ERIC Number: ED353212
Record Type: RIE
Publication Date: 1990
Critical Thinking and the Psycho-logic of Race Prejudice. Resource Publication Series 3, No. 1.
For those who espouse critical thinking as an educational ideal, the issue of race prejudice should be addressed as an obvious and pernicious example of uncritical thinking because to hold racially prejudiced beliefs is to believe without being appropriately moved by reason. This paper attempts to ascertain how and where critical thinking can come to grips with race prejudice by: (1) developing a notion of critical thinking that offers guidance, (2) elaborating on those aspects of the issue that seem to offer possible areas for remediation of prejudiced attitudes through critical thinking, and (3) offering plausible suggestions about how prejudice reduction can be accomplished. Three modes of analysis relevant to critical thinking have been followed by psychologists and sociologists in their explorations of racial prejudice. These modes focus on: world views or transmitted systems of belief reinforced through socialization, faulty generalization based on cognitive processes, and underlying psychodynamic structures. This paper focuses on the pedagogy of the cognitive approach; it reviews central tendencies in the accounts of prejudice offered by cognitive psychologists, with emphasis on the structures and operations that underlie stereotyping. Critical thinking education for remediation of race prejudice must be characterized by the orchestration of information and experience and informed throughout by an awareness of actual and preferred cognitive strategies and the criteria that warrant them. (IAH)

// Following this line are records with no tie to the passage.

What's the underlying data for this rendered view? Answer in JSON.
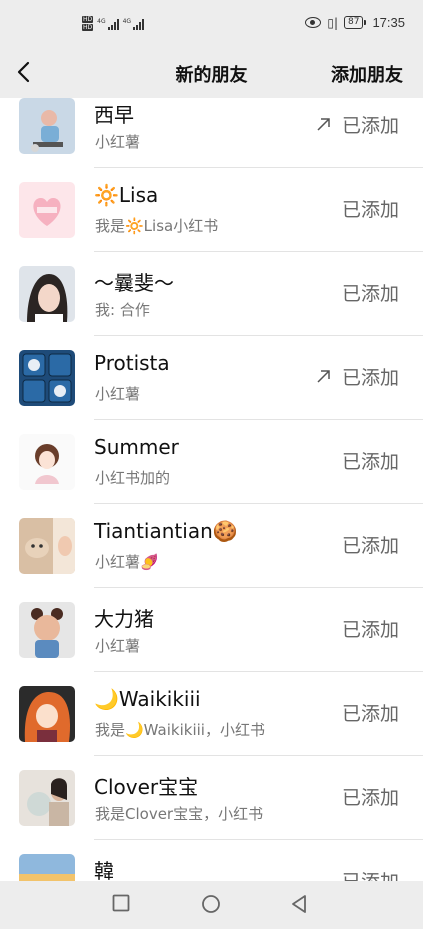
{
  "status_bar": {
    "network_label_1": "HD",
    "network_label_2": "HD",
    "signal_1_label": "4G",
    "signal_2_label": "4G",
    "battery": "87",
    "time": "17:35",
    "vibrate_symbol": "▯|"
  },
  "nav": {
    "title": "新的朋友",
    "action": "添加朋友"
  },
  "friends": [
    {
      "name": "西早",
      "sub": "小红薯",
      "status": "已添加",
      "forwarded": true
    },
    {
      "name": "🔆Lisa",
      "sub": "我是🔆Lisa小红书",
      "status": "已添加",
      "forwarded": false
    },
    {
      "name": "～曩斐～",
      "sub": "我: 合作",
      "status": "已添加",
      "forwarded": false
    },
    {
      "name": "Protista",
      "sub": "小红薯",
      "status": "已添加",
      "forwarded": true
    },
    {
      "name": "Summer",
      "sub": "小红书加的",
      "status": "已添加",
      "forwarded": false
    },
    {
      "name": "Tiantiantian🍪",
      "sub": "小红薯🍠",
      "status": "已添加",
      "forwarded": false
    },
    {
      "name": "大力猪",
      "sub": "小红薯",
      "status": "已添加",
      "forwarded": false
    },
    {
      "name": "🌙Waikikiii",
      "sub": "我是🌙Waikikiii，小红书",
      "status": "已添加",
      "forwarded": false
    },
    {
      "name": "Clover宝宝",
      "sub": "我是Clover宝宝，小红书",
      "status": "已添加",
      "forwarded": false
    },
    {
      "name": "韓",
      "sub": "",
      "status": "已添加",
      "forwarded": false
    }
  ],
  "colors": {
    "background": "#ededed",
    "list_bg": "#ffffff",
    "status_text": "#666666",
    "sub_text": "#777777"
  },
  "icons": {
    "back": "chevron-left-icon",
    "forward": "arrow-up-right-icon",
    "home": "circle-home-icon",
    "recents": "square-recents-icon",
    "back_nav": "triangle-back-icon"
  }
}
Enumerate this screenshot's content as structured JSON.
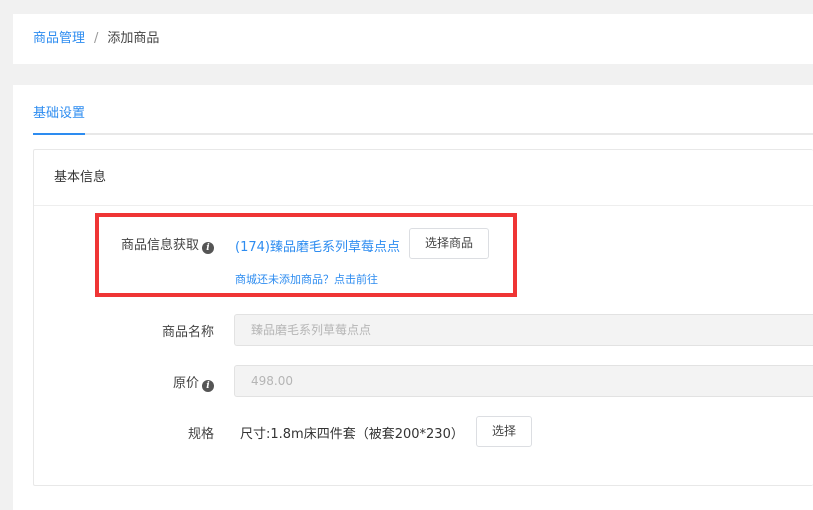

Publication Type: Opinion Papers
Education Level: N/A
Authoring Institution: Montclair State Coll., Upper Montclair, NJ. Inst. for Critical Thinking.
Note: For other documents in this series, see SP 034 165-167.